Youngstown would have a comprehensive breast care center in her name so that others would not suffer as she did.
It was to be yet another test of wills in the fascinating, unimaginable life of Dr. Abdu.
Born in Yemen in 1932, he was a part of a large, poor farm family that lived off the land. His cousin lived in a big city that had “lights without kerosene,” cars and all these other amazing things. As a 12-year-old, Dr. Abdu traveled three days on a camel to get there and visit. A relative became sick and a doctor saved him.
That moment was seared in his memory. He, too, would be a doctor some day.
In that city, an American counselor took a shine to Dr. Abdu and enrolled him in a school for half a day while he worked the rest of the day to earn his way.
That counselor eventually moved back to America, and they invited Dr. Abdu to make his way over if he wanted.
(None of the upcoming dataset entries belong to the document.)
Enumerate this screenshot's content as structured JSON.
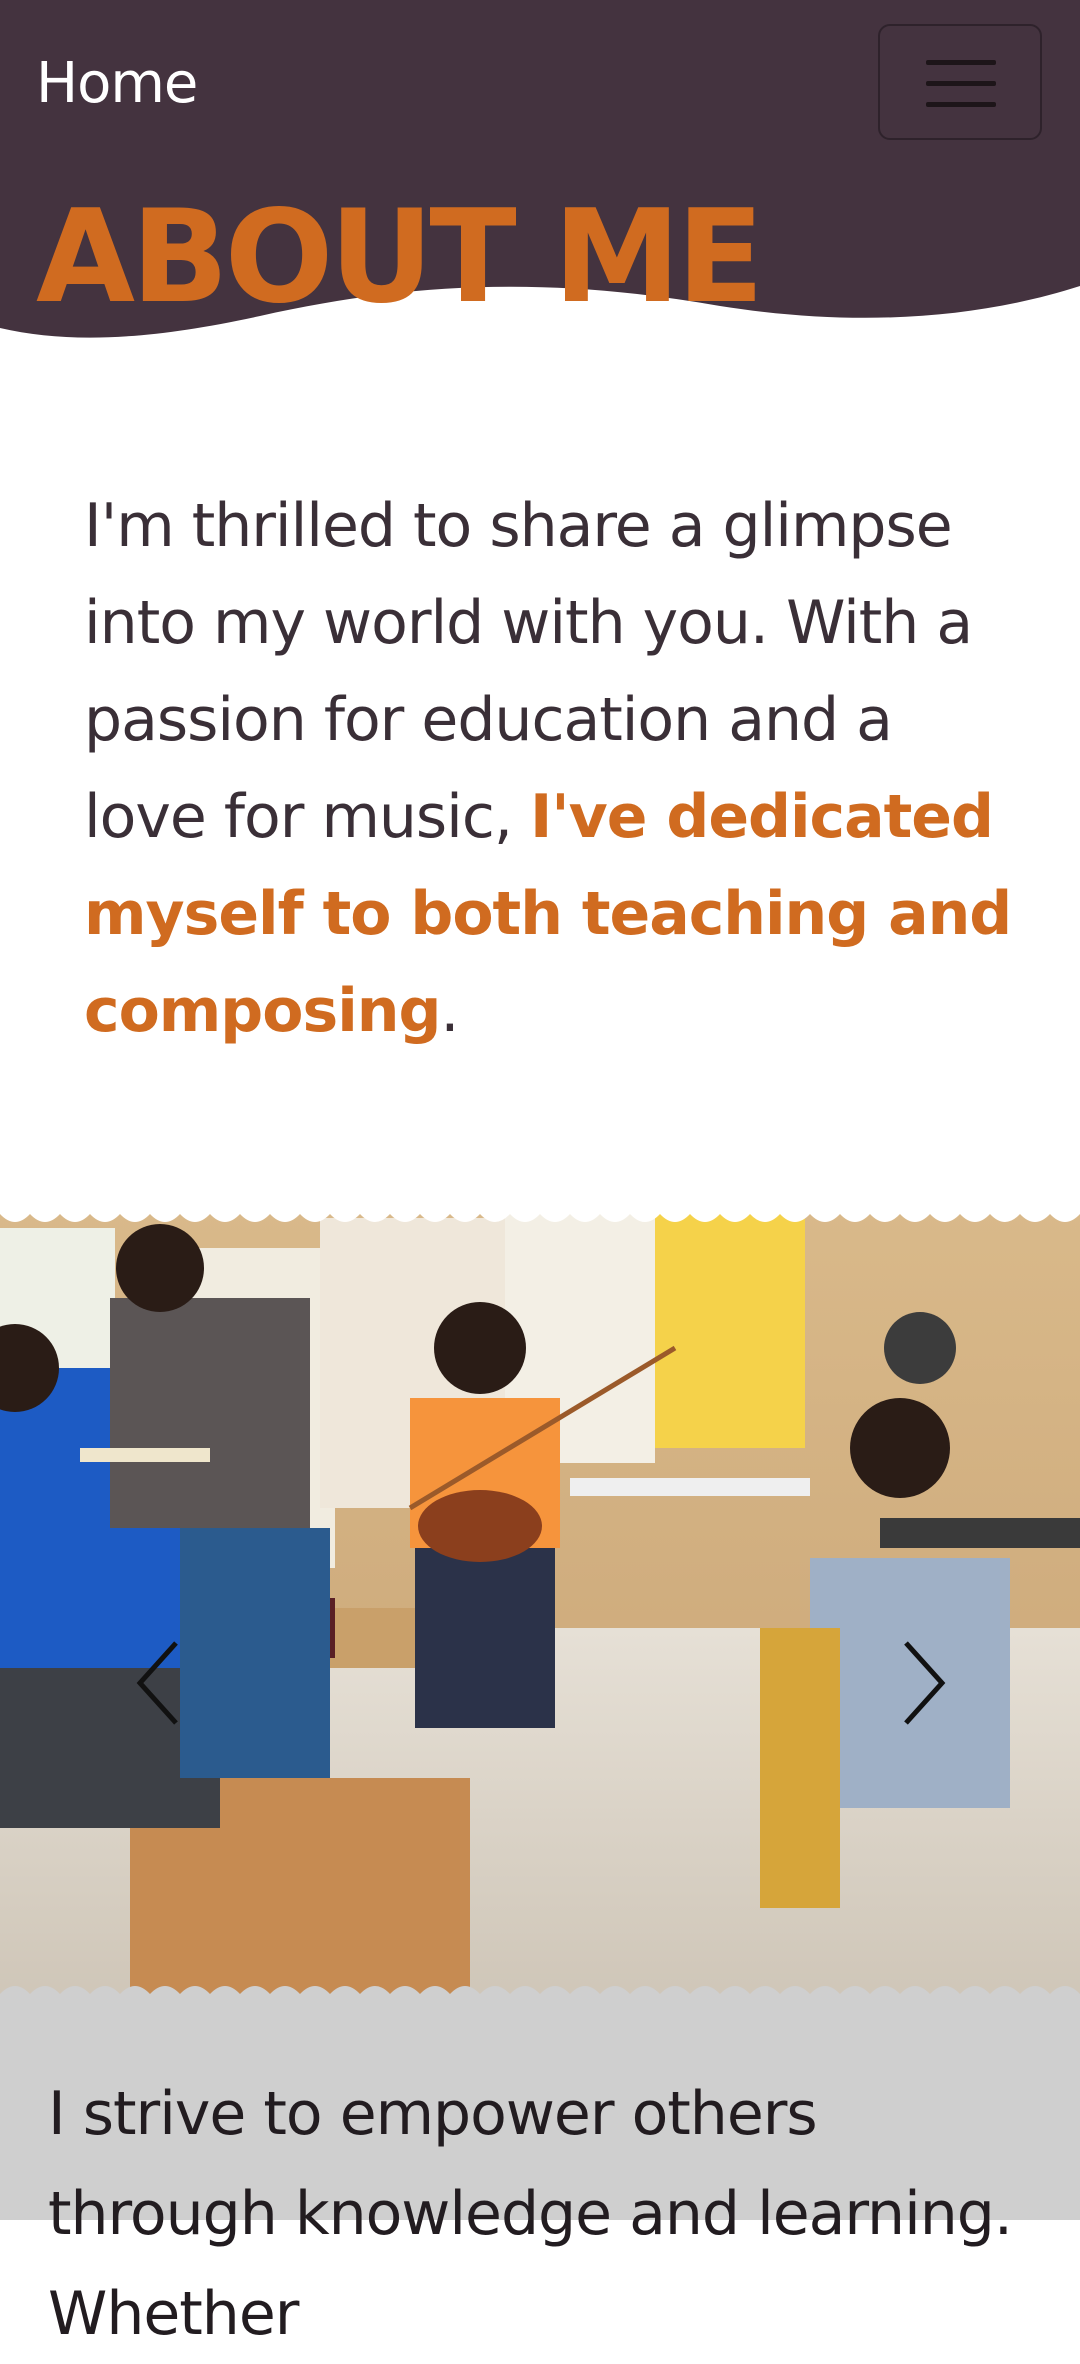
{
  "navbar": {
    "brand": "Home",
    "menu_icon": "hamburger-menu-icon"
  },
  "hero": {
    "title": "ABOUT ME"
  },
  "intro": {
    "text_before": "I'm thrilled to share a glimpse into my world with you. With a passion for education and a love for music, ",
    "highlight": "I've dedicated myself to both teaching and composing",
    "text_after": "."
  },
  "carousel": {
    "prev_icon": "chevron-left-icon",
    "next_icon": "chevron-right-icon"
  },
  "bottom": {
    "text": "I strive to empower others through knowledge and learning. Whether"
  },
  "colors": {
    "nav_bg": "#44333f",
    "accent": "#d06b20",
    "section_gray": "#cfcfcf"
  }
}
He did, arriving in 1948, and went to high school in the U.S.
The king of Yemen learned of Dr. Abdu’s improbable story and paid for his college. In the letter, the king left Dr. Abdu with one vital prompt:
“Do what has to be done as it should be done.”
The Joanie Abdu Center did not happen fast. It would take 18 years. Dr. Abdu had been planning and researching and donating his own funds to create the Center before his dream came true.
In 2011, he was able to open the $8 million Joanie Abdu Comprehensive Breast Care Center at St. Elizabeth Health Center in Youngstown.
Pieces of its last funding came from the new Panerathon race program that was just getting started. The two programs have been joined ever since.
“We have a beautiful community,” said Dr. Abdu. “They understood our mission. They embraced it. It has become a community project. For me, I am so grateful.”